&%#$ Drawbridges!

I’ve been making people late to work for more than 18 years. I open drawbridges for a living. And I love my job. Getting cursed at is, unfortunately, part of that job.

Once, a supervisor gave me some sage advice. “If you’ve safely opened the bridge and then you hear someone shout, don’t look. Because you probably won’t like the gesture or projectile that follows.”

It’s true. I’ve been pelted with eggs, rotten vegetables, and once, a full glass beer bottle, which shattered and drenched my clothes. I’ve also been flipped off, threatened, and called any number of unsavory names. Par for the course.

Here’s the thing. (Yes, there’s always a thing.) Bridgetenders are not trying to ruin your day. Truly, we aren’t. There are simply certain rules and federal regulations we are required to follow. Specifically, Coastguard Federal Regulations 33 Part 117. These regulations dictate when a bridge must open, when it can be delayed, what signals we must use, what equipment we must have, how we operate in an emergency.

Not only are we required to follow these federal regulations, but according to 33 U.S. Code 499, if we don’t, we can be fined up to $2000 and/or be thrown in jail for a year. Nothing personal, but I’d much rather make you late to work.

In less legal terms, consider this: Maritime law was around hundreds of years before cars existed. And heavy vessels can’t exactly slam on the brakes or take a side street if some bridgetender doesn’t want to hurt a motorist’s feelings.

So, yeah, from street level it may seem really annoying when one slow moving boat is backing up traffic for a mile. Even worse, the bridge may require an opening for maintenance purposes when there are no boats in sight. It may make you want to curse and throw things. But, you know, you should have thought of that before you chose this particular route. (Harsh, but true.)

So next time you’re waiting impatiently for a drawbridge to close, please remember that the bridgetender’s one and only goal is to maintain the safety of the traveling public. All of them, including you. And that may mean you have to wait your turn. At least try to enjoy the spectacular view while doing so.

For a really interesting podcast on this same subject, check out KUOW’s SoundQs “Um, why does that boat get priority over Seattle drivers?”

St Lucie River Drawbridge

A big thanks to StoryCorps for inspiring this blog and my first book. http://amzn.to/2mlPVh5

Living with Pain

At the moment I have a migraine and I’m at work, so I can’t do anything about it. To say I’m not functioning at my peak would be putting it mildly. I wish I could go home, take my meds, crawl into bed in a dark, quiet room and just wait for the pain to go away. Unfortunately I don’t have that luxury.
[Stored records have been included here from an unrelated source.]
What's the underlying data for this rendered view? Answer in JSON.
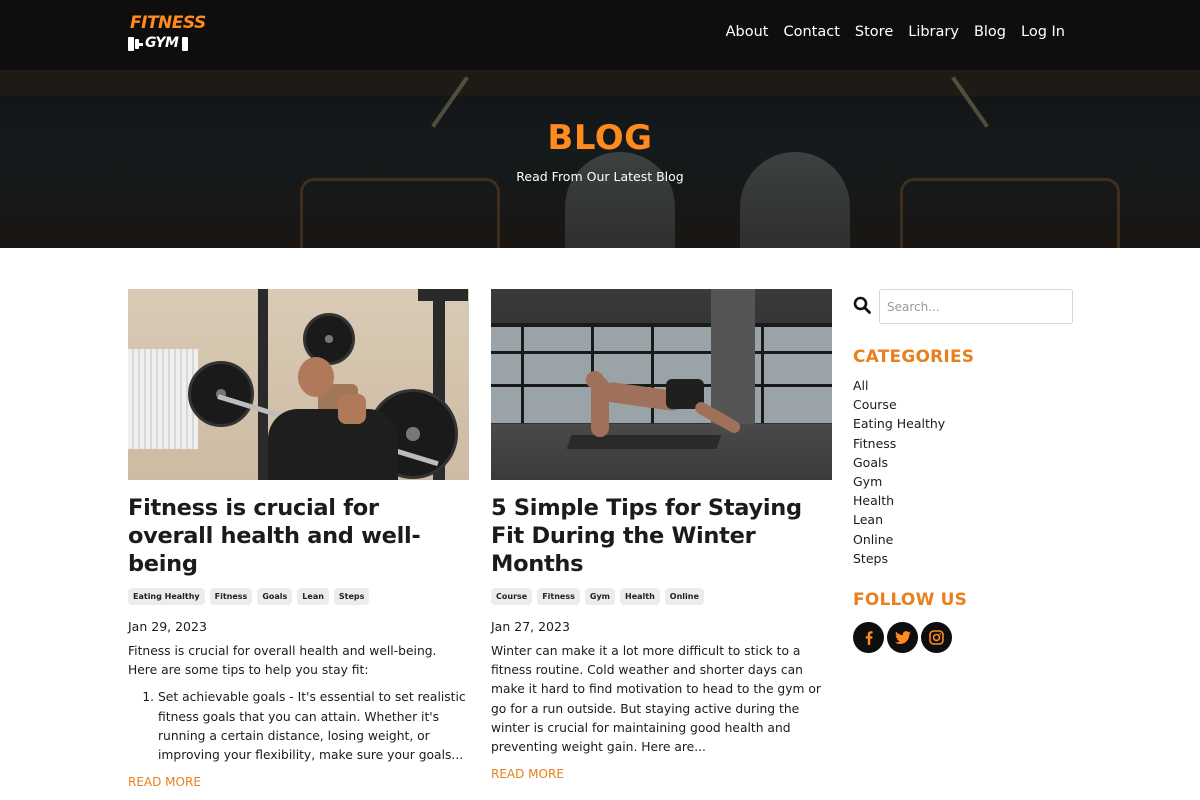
{
  "nav": {
    "logo_top": "FITNESS",
    "logo_bottom": "GYM",
    "links": [
      "About",
      "Contact",
      "Store",
      "Library",
      "Blog",
      "Log In"
    ]
  },
  "hero": {
    "title": "BLOG",
    "subtitle": "Read From Our Latest Blog"
  },
  "posts": [
    {
      "title": "Fitness is crucial for overall health and well-being",
      "tags": [
        "Eating Healthy",
        "Fitness",
        "Goals",
        "Lean",
        "Steps"
      ],
      "date": "Jan 29, 2023",
      "excerpt": "Fitness is crucial for overall health and well-being. Here are some tips to help you stay fit:",
      "list": [
        "Set achievable goals - It's essential to set realistic fitness goals that you can attain. Whether it's running a certain distance, losing weight, or improving your flexibility, make sure your goals..."
      ],
      "read_more": "READ MORE"
    },
    {
      "title": "5 Simple Tips for Staying Fit During the Winter Months",
      "tags": [
        "Course",
        "Fitness",
        "Gym",
        "Health",
        "Online"
      ],
      "date": "Jan 27, 2023",
      "excerpt": "Winter can make it a lot more difficult to stick to a fitness routine. Cold weather and shorter days can make it hard to find motivation to head to the gym or go for a run outside. But staying active during the winter is crucial for maintaining good health and preventing weight gain. Here are...",
      "read_more": "READ MORE"
    }
  ],
  "sidebar": {
    "search_placeholder": "Search...",
    "categories_heading": "CATEGORIES",
    "categories": [
      "All",
      "Course",
      "Eating Healthy",
      "Fitness",
      "Goals",
      "Gym",
      "Health",
      "Lean",
      "Online",
      "Steps"
    ],
    "follow_heading": "FOLLOW US",
    "social": [
      "facebook-icon",
      "twitter-icon",
      "instagram-icon"
    ]
  },
  "colors": {
    "accent": "#e8801e",
    "hero_title": "#ff8a1e",
    "nav_bg": "#0e0e0e"
  }
}
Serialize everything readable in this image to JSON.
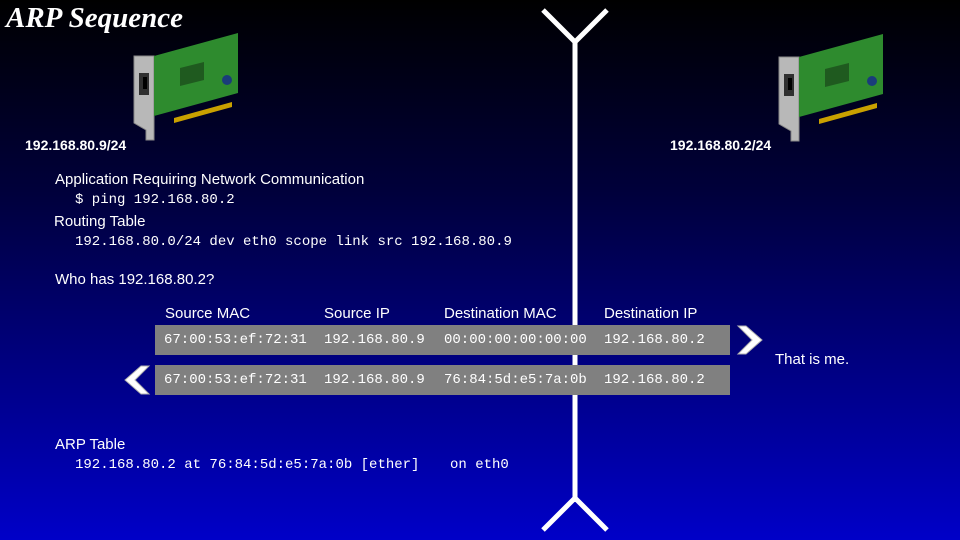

But at least I can comfort myself with the fact that this, too, shall pass. At least until it happens again.

Not everyone is that lucky. Speaking from (thank God) past experience, living with chronic pain is life-changing. If you’ve never experienced it, you simply don’t understand. You become like an animal. You are all about the pain. Nothing else matters. Everything takes ten times as much energy, and you are constantly exhausted. You would do anything, anything, to just stop hurting.

When you are in that state, you often feel very misunderstood. People become impatient with your foul mood, your lethargy, your increased mistakes. They don’t get why you have trouble focusing, and why you are forgetting birthdays, anniversaries, and other special events. They may become frustrated with all the things you can no longer do, and the accommodations and compromises they must therefore make.

It’s very hard when you’re doing the best that you can, but your best isn’t nearly what it ought to be or what it used to be. The constant pain never lets you forget that, but the people around you often can. It alters you. It makes you and everyone who loves you feel helpless.

If you are living with pain, I wish I had a solution for you. I hope you find one. I also hope that you at least get a little bit of comfort from the fact that many of us really do understand.

[Image credit: examiner.com]
[Image credit: examiner.com]